To do
Whatever appears in the records apart from pictures must be reproduced exactly.

App and web page records
+ + + + + + +
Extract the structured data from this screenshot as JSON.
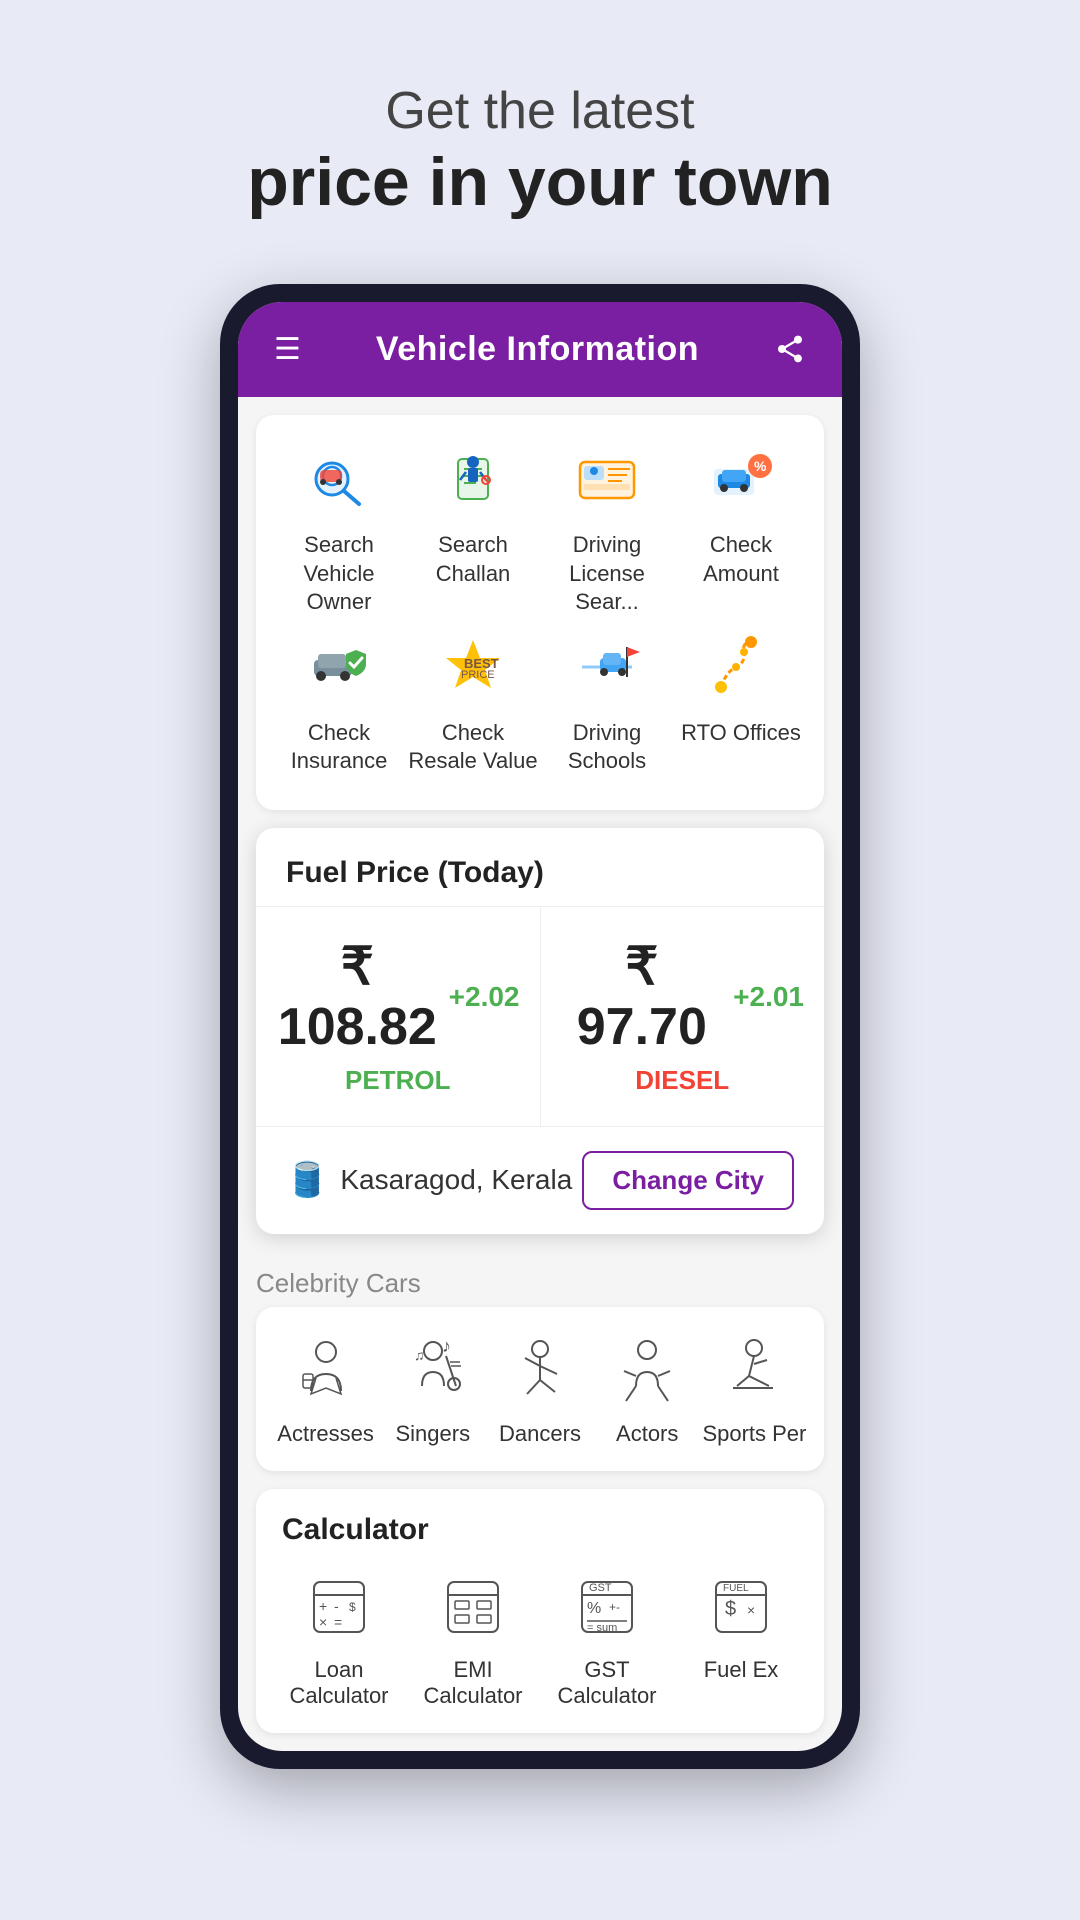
{
  "hero": {
    "subtitle": "Get the latest",
    "title": "price in your town"
  },
  "app_bar": {
    "title": "Vehicle Information"
  },
  "grid_row1": [
    {
      "id": "search-vehicle-owner",
      "label": "Search Vehicle Owner",
      "icon": "🔍"
    },
    {
      "id": "search-challan",
      "label": "Search Challan",
      "icon": "👮"
    },
    {
      "id": "driving-license",
      "label": "Driving License Sear...",
      "icon": "🪪"
    },
    {
      "id": "check-amount",
      "label": "Check Amount",
      "icon": "🏷️"
    }
  ],
  "grid_row2": [
    {
      "id": "check-insurance",
      "label": "Check Insurance",
      "icon": "🛡️"
    },
    {
      "id": "check-resale-value",
      "label": "Check Resale Value",
      "icon": "💰"
    },
    {
      "id": "driving-schools",
      "label": "Driving Schools",
      "icon": "🚗"
    },
    {
      "id": "rto-offices",
      "label": "RTO Offices",
      "icon": "📍"
    }
  ],
  "fuel": {
    "header": "Fuel Price (Today)",
    "petrol": {
      "amount": "₹ 108.82",
      "change": "+2.02",
      "label": "PETROL"
    },
    "diesel": {
      "amount": "₹ 97.70",
      "change": "+2.01",
      "label": "DIESEL"
    },
    "city": "Kasaragod, Kerala",
    "change_city_btn": "Change City"
  },
  "celebrity": {
    "header": "Celebrity Cars",
    "items": [
      {
        "id": "actresses",
        "label": "Actresses"
      },
      {
        "id": "singers",
        "label": "Singers"
      },
      {
        "id": "dancers",
        "label": "Dancers"
      },
      {
        "id": "actors",
        "label": "Actors"
      },
      {
        "id": "sports-persons",
        "label": "Sports Per"
      }
    ]
  },
  "calculator": {
    "header": "Calculator",
    "items": [
      {
        "id": "loan-calculator",
        "label": "Loan Calculator"
      },
      {
        "id": "emi-calculator",
        "label": "EMI Calculator"
      },
      {
        "id": "gst-calculator",
        "label": "GST Calculator"
      },
      {
        "id": "fuel-ex",
        "label": "Fuel Ex"
      }
    ]
  }
}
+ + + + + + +
Solution to this task
Extract the structured data from this screenshot as JSON.
{
  "hero": {
    "subtitle": "Get the latest",
    "title": "price in your town"
  },
  "app_bar": {
    "title": "Vehicle Information"
  },
  "grid_row1": [
    {
      "id": "search-vehicle-owner",
      "label": "Search Vehicle Owner",
      "icon": "🔍"
    },
    {
      "id": "search-challan",
      "label": "Search Challan",
      "icon": "👮"
    },
    {
      "id": "driving-license",
      "label": "Driving License Sear...",
      "icon": "🪪"
    },
    {
      "id": "check-amount",
      "label": "Check Amount",
      "icon": "🏷️"
    }
  ],
  "grid_row2": [
    {
      "id": "check-insurance",
      "label": "Check Insurance",
      "icon": "🛡️"
    },
    {
      "id": "check-resale-value",
      "label": "Check Resale Value",
      "icon": "💰"
    },
    {
      "id": "driving-schools",
      "label": "Driving Schools",
      "icon": "🚗"
    },
    {
      "id": "rto-offices",
      "label": "RTO Offices",
      "icon": "📍"
    }
  ],
  "fuel": {
    "header": "Fuel Price (Today)",
    "petrol": {
      "amount": "₹ 108.82",
      "change": "+2.02",
      "label": "PETROL"
    },
    "diesel": {
      "amount": "₹ 97.70",
      "change": "+2.01",
      "label": "DIESEL"
    },
    "city": "Kasaragod, Kerala",
    "change_city_btn": "Change City"
  },
  "celebrity": {
    "header": "Celebrity Cars",
    "items": [
      {
        "id": "actresses",
        "label": "Actresses"
      },
      {
        "id": "singers",
        "label": "Singers"
      },
      {
        "id": "dancers",
        "label": "Dancers"
      },
      {
        "id": "actors",
        "label": "Actors"
      },
      {
        "id": "sports-persons",
        "label": "Sports Per"
      }
    ]
  },
  "calculator": {
    "header": "Calculator",
    "items": [
      {
        "id": "loan-calculator",
        "label": "Loan Calculator"
      },
      {
        "id": "emi-calculator",
        "label": "EMI Calculator"
      },
      {
        "id": "gst-calculator",
        "label": "GST Calculator"
      },
      {
        "id": "fuel-ex",
        "label": "Fuel Ex"
      }
    ]
  }
}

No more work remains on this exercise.